» **Required action**: Provide the material again, with every line intact and exact.

» **Records shown**:
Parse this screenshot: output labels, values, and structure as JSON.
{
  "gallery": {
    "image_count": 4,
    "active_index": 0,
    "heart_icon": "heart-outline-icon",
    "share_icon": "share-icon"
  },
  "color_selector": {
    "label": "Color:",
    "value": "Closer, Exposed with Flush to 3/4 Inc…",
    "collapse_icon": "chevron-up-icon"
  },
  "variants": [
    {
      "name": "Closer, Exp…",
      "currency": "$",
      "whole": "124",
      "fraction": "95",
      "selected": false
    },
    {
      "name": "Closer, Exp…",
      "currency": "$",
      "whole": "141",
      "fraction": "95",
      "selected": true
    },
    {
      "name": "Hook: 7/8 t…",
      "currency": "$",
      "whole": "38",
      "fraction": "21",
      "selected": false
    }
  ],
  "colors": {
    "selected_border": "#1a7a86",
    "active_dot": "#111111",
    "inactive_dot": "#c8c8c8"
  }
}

» **Result of the task**:
Parse this screenshot: output labels, values, and structure as JSON.
{
  "gallery": {
    "image_count": 4,
    "active_index": 0,
    "heart_icon": "heart-outline-icon",
    "share_icon": "share-icon"
  },
  "color_selector": {
    "label": "Color:",
    "value": "Closer, Exposed with Flush to 3/4 Inc…",
    "collapse_icon": "chevron-up-icon"
  },
  "variants": [
    {
      "name": "Closer, Exp…",
      "currency": "$",
      "whole": "124",
      "fraction": "95",
      "selected": false
    },
    {
      "name": "Closer, Exp…",
      "currency": "$",
      "whole": "141",
      "fraction": "95",
      "selected": true
    },
    {
      "name": "Hook: 7/8 t…",
      "currency": "$",
      "whole": "38",
      "fraction": "21",
      "selected": false
    }
  ],
  "colors": {
    "selected_border": "#1a7a86",
    "active_dot": "#111111",
    "inactive_dot": "#c8c8c8"
  }
}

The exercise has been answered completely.